|Breaking News:||'Sopranos' Star James Gandolfini Dead at 51|
Heavy rains and strong winds battered the northeast coast of Japan Monday as Tropical Storm Songda touched down on a region still reeling from a massive earthquake and tsunami, triggering mudslides and widespread flooding that forced the operator of the crippled Fukushima nuclear reactor to suspend outdoor work.
The storm was downgraded from a typhoon Sunday afternoon but has still brought significant rain and winds. In the city of Ishinomaki in the Miyagi prefecture, the Japan Meteorological Agency said winds clocked in at more than 70 miles per hour.
For residents of the Tohoku region, the area hardest hit by the March 11 earthquake -- Japan's worst natural disaster -- there was an eerie sense of deja vu. The magnitude 9.0 quake -- and the tsunami that followed -- killed more than 24,000 people and triggered a nuclear crisis at the Fukushima Dai-ichi Power plant, where the reactors remain unstable nearly three months later. On Monday, powerful waves spilled onto the port of Miyako as people watched in awe. In the town of Minamisanriku, the Japanese Coast Guard was called in once again to airlift two men stranded at sea when the engine for their boat died.
East Japan Railway Co. suspended train services on the Tohoku line, prompting long queues for taxis outside train stations.
In neighborhoods throughout the region, heavy rain turned roads into rising rivers. High water levels stranded cars on the roads, and residents were seen banding together to push drivers to safety. For cities such as Ishinomaki and Sendai, flooding has been a constant occurrence since the March 11 earthquake, an earthquake so powerful, it pulled Japan out to the ocean and lowered it. The elevation in Ishinomaki alone dropped nearly 3 feet.
The result has been daily flooding at high tide. Residents had urged the city to build an embankment to keep the water out as the rainy season approached, but nearly three months after the disasters, resources have been stretched thin. Survivors with homes are considered the fortunate ones.
Monday afternoon, in the first major storm of the season, water washed out roads in Ishinomaki neighborhoods, adding to the misery.
"I feel like we're living in the middle of the ocean," an elderly woman told broadcaster NHK. "I wonder how much longer this will last."
Tropical Storm Songda forced Fukushima plant operator Tepco to suspend outside work for the day, amid worries about safety. Days earlier, the utility said it was not properly prepared for the impending storm. Workers sprayed "anti-scatterings," such as synthetic resin, around the crippled reactors to prevent the winds from spreading radioactive material, an increasing concern as Japan enters the height of the rainy season.

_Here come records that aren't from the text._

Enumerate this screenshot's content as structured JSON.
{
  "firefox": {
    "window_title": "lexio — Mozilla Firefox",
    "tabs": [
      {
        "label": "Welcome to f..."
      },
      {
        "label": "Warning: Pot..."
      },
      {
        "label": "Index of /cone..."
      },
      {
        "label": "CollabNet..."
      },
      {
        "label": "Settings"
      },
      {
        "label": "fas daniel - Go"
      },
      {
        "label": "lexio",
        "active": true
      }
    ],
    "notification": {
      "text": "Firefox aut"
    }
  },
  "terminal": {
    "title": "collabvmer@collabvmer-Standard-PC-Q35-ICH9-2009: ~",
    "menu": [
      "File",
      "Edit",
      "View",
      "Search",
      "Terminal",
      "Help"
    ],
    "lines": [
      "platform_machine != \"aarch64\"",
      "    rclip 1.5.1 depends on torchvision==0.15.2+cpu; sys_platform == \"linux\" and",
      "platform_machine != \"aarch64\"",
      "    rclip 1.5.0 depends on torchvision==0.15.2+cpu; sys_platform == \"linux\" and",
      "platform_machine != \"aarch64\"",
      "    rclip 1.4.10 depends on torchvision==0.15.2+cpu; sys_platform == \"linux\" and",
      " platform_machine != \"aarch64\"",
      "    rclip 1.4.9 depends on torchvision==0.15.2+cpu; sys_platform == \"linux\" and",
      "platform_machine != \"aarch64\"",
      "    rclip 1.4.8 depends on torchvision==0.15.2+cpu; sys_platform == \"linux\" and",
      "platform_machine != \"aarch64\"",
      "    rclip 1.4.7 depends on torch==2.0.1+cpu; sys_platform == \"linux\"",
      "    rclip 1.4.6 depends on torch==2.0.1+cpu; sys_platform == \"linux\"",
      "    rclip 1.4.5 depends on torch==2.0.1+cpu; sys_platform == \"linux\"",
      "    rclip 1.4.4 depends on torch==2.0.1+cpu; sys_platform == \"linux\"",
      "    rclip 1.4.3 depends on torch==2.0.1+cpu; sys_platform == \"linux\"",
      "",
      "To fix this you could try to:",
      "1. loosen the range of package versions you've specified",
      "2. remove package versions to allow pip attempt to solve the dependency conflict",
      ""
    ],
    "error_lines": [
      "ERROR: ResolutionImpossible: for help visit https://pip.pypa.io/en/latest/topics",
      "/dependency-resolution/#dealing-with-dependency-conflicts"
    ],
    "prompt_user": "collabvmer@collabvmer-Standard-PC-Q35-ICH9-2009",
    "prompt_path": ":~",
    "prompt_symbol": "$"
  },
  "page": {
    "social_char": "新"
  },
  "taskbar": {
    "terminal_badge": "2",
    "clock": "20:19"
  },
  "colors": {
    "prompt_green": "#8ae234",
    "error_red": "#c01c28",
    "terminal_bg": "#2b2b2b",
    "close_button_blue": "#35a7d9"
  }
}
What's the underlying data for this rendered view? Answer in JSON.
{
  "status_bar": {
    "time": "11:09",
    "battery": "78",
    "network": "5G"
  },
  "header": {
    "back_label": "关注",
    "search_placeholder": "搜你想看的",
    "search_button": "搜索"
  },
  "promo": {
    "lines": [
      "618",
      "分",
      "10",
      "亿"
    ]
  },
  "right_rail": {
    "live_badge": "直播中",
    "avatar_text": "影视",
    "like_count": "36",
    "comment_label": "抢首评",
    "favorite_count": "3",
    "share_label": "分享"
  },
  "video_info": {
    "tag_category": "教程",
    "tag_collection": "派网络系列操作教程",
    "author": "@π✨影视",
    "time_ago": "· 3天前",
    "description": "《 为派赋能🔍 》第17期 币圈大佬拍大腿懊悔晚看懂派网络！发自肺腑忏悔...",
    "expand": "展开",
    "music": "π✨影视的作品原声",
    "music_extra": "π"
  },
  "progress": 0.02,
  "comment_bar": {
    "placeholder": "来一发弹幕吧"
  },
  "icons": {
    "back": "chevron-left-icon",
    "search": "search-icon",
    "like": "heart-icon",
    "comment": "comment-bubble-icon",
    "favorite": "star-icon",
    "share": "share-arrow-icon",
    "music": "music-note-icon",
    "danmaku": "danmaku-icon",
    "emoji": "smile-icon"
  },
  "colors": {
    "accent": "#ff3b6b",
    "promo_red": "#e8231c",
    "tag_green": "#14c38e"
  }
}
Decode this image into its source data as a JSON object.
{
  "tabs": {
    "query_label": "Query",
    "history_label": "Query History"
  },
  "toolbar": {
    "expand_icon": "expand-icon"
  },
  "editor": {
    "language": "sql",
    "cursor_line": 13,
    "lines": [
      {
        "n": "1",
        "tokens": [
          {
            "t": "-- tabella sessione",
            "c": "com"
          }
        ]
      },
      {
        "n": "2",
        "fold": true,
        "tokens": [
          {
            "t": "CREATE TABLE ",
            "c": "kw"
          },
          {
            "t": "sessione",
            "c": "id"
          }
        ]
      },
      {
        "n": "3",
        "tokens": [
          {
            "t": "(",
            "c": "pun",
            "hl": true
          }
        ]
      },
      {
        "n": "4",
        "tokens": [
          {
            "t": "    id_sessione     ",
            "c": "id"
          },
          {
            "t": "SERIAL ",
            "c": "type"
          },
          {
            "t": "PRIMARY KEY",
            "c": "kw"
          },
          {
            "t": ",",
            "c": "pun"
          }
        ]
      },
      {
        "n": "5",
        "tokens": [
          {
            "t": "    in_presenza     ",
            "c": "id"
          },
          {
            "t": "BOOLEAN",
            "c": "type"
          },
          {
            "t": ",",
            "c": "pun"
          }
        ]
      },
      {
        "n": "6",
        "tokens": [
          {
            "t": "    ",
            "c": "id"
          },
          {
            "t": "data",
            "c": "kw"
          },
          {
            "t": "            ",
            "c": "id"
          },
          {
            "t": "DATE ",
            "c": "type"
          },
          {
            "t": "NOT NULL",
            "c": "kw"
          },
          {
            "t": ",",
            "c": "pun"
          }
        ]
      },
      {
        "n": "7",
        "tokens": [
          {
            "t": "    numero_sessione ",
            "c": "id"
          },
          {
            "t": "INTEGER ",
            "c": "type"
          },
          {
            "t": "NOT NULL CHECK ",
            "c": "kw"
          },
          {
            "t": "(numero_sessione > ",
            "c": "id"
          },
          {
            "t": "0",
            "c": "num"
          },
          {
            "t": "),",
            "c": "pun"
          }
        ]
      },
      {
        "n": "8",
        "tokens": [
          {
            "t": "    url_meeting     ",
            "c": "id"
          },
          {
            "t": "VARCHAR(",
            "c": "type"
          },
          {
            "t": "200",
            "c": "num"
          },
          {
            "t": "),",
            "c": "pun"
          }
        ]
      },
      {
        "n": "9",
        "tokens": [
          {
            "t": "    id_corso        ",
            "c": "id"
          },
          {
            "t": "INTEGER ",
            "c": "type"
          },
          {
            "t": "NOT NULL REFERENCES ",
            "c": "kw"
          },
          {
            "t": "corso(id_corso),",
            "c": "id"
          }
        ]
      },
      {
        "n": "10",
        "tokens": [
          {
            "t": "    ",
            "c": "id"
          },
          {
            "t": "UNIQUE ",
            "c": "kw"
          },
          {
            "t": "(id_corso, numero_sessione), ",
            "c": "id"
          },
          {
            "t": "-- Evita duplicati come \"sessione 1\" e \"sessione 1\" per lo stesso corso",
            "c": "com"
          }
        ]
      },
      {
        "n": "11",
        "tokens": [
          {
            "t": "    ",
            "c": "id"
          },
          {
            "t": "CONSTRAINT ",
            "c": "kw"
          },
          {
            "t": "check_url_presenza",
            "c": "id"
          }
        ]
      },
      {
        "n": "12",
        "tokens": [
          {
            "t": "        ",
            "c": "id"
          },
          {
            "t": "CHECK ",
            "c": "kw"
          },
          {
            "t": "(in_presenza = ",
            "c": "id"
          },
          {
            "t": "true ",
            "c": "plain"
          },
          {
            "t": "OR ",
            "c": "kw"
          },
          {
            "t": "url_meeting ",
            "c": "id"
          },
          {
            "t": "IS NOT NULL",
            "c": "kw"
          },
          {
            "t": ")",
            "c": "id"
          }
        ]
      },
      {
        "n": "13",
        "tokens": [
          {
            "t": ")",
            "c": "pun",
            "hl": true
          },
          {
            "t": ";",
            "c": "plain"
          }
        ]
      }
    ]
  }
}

Rising levels of radioactive water is also a source of anxiety. Tepco said it would monitor water levels inside the reactors closely to make sure water doesn't spill out as a result of rainwater seeping in. Tepco said the water in the basement of one of the six reactor buildings rose by nearly 8 inches in 24 hours -- to nearly 20 feet.